Vilma’s opinion is especially interesting since he was once suspended a full year by Goodell for allegations of offering a bounty on Minnesota Vikings quarterback Brett Favre -- a suspension that was later overturned on appeal by former commissioner Paul Tagliabue, who was appointed by Goodell to handle the bounty suspension appeals.
If the commissioner had really asked for the video, he would've made it very public & very clear that the casino refused to give it to him.— Jonathan Vilma (@JonVilma51) September 10, 2014
I know firsthand the commissioner will go to great lengths to "gather all evidence" but he purposely did not in this instance.

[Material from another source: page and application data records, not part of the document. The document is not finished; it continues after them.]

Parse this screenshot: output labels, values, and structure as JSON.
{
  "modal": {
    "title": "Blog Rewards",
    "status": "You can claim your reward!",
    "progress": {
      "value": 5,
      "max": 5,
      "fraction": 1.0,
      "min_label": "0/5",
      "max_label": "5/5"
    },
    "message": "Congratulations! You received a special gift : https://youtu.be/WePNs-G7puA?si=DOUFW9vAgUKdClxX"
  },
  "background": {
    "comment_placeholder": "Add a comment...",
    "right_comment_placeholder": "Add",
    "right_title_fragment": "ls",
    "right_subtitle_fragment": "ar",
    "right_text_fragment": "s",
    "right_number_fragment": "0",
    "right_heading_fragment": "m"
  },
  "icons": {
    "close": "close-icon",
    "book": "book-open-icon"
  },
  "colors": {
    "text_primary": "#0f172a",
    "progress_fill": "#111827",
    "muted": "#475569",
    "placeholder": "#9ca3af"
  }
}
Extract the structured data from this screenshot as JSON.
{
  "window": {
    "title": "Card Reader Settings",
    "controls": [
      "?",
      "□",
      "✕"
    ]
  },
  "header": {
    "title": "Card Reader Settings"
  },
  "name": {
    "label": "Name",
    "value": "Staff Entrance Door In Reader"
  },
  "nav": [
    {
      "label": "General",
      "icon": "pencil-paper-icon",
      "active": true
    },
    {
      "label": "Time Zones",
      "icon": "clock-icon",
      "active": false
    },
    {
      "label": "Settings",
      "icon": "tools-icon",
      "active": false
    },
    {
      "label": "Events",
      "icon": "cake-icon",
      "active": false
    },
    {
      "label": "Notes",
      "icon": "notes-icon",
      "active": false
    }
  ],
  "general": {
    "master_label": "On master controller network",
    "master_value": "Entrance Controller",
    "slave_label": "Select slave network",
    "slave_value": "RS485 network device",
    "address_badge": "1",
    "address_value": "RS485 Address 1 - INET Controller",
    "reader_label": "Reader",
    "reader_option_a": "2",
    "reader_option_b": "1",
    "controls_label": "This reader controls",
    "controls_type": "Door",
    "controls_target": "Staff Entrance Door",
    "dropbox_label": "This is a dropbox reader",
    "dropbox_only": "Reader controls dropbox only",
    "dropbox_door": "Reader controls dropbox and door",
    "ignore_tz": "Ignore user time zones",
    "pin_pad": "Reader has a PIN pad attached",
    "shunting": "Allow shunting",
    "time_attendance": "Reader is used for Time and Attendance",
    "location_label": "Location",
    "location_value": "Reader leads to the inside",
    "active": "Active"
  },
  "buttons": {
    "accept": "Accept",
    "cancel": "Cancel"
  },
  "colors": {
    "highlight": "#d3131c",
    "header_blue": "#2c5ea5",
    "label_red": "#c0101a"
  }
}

Appalling.— Jonathan Vilma (@JonVilma51) September 10, 2014
He should be held accountable for his lack of action just like Ray Rice has finally been held accountable for his actions.— Jonathan Vilma (@JonVilma51) September 10, 2014
- Asked about his relationship with NFL commissioner Roger Goodell after being on opposite sides of the CBA negotiations and the Saints' bounty scandal, Brees paused before saying: “I mean, fine. I can’t say that I’ve talked to him in three years.” Brees said, “I’m not one to hold a grudge.” And he said Goodell has done some good things as a commissioner and he believes both of them want to leave the game better than they found it. But Brees said it’s clear that Goodell works for the owners, so players will often be on the other side of league issues.Brees
- When asked in general if he feels any lingering bitterness over the bounty scandal, Brees said, “No. No. Because I’m so positive and try to turn negative situations into positive ones.” He said he thinks the Saints are a better team and Sean Payton is a better coach after going through that hardship, comparing it to when he was benched by the San Diego Chargers early in his career. However, Brees said, “I will always be disappointed that I feel like I let Sean down [by going 7-9 that year]. We wanted to win so bad for him and the situation. But that’s the only thing that I still feel.”
- Brees also reflected to his choice to play for the Saints instead of the Miami Dolphins in 2006, when Miami had more concerns about his surgically-repaired shoulder. “Who knows what would have happened in Miami?” Brees said. “[But] I got to play for Sean Payton. He’s been so instrumental in my development as a quarterback. He’s given me so much confidence in myself. He’s built this system around my strengths. Would that have happened in Miami? No, because there wasn’t a Sean Payton there.”
- Brees talked more about this lofty goal of playing until he’s 45. He mentioned pitcher Nolan Ryan as an example of what he’s envisioning – as long as he stays healthy and keeps playing at a high level. “I don’t wanna just be bumming around this league at age 45.”
- Brees said breaking all of the NFL passing records is lower on his list of priorities. When asked what he’d like to legacy to be, Brees said, “What I want people to say about me is that I was a great football player, that I cared about my teammates. I want people to say, ‘Man, I would have loved to play with that guy.’”
Smith and Vilma have been important cogs on this defense for a long time. They also are revered in New Orleans. Their status only grew last year when they avoided the suspensions NFL commissioner Roger Goodell tried to give them during the bounty scandal.
Vilma and Smith appealed at every juncture and that strategy worked.
But there’s no appealing their current situations. Vilma and Smith each took pay cuts to remain with the Saints this year. But age and injuries are catching up to them.
Smith has a ridiculous salary-cap figure for 2014. Vilma hasn’t been an elite player for several years.
The Saints need to start getting younger on defense. They’re already working on that with Smith out for the season and Vilma’s status uncertain for this year.
But, no matter how you look at it, it seems highly unlikely Vilma and Smith will be with the Saints in 2014.